What needs to be done » Among the lines of the records, please find those that contain the word "icon" and copy them.

(Excerpts from an interface dataset)
»»

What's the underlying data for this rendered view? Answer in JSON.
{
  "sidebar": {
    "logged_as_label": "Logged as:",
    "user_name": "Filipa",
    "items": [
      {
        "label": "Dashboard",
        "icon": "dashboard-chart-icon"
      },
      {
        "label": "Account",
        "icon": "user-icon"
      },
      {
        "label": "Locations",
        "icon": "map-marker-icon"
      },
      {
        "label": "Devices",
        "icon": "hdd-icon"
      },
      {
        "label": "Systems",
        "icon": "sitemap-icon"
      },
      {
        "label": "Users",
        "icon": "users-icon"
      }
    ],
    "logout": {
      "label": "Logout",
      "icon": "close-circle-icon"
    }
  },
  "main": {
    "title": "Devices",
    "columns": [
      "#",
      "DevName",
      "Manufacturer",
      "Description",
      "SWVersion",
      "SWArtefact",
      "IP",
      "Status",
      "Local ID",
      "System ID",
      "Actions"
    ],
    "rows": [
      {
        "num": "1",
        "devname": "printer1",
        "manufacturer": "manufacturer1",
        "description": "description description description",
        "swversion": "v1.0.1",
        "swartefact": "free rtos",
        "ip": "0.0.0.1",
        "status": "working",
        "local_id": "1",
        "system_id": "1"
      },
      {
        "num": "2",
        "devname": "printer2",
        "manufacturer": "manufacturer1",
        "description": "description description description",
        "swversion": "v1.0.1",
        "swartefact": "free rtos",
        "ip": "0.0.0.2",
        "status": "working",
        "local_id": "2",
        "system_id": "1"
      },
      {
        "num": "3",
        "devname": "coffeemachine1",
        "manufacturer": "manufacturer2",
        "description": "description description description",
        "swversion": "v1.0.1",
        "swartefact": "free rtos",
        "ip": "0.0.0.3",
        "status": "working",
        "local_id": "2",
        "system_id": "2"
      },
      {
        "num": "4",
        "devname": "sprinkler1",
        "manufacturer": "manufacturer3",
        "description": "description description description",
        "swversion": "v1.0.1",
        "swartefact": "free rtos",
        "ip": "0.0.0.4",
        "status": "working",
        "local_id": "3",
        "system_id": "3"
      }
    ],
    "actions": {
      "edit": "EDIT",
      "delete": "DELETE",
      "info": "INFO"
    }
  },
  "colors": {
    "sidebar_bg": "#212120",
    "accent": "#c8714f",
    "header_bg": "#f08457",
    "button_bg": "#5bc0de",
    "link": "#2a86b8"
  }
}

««

Expected answer »
        "icon": "dashboard-chart-icon"
        "icon": "user-icon"
        "icon": "map-marker-icon"
        "icon": "hdd-icon"
        "icon": "sitemap-icon"
        "icon": "users-icon"
      "icon": "close-circle-icon"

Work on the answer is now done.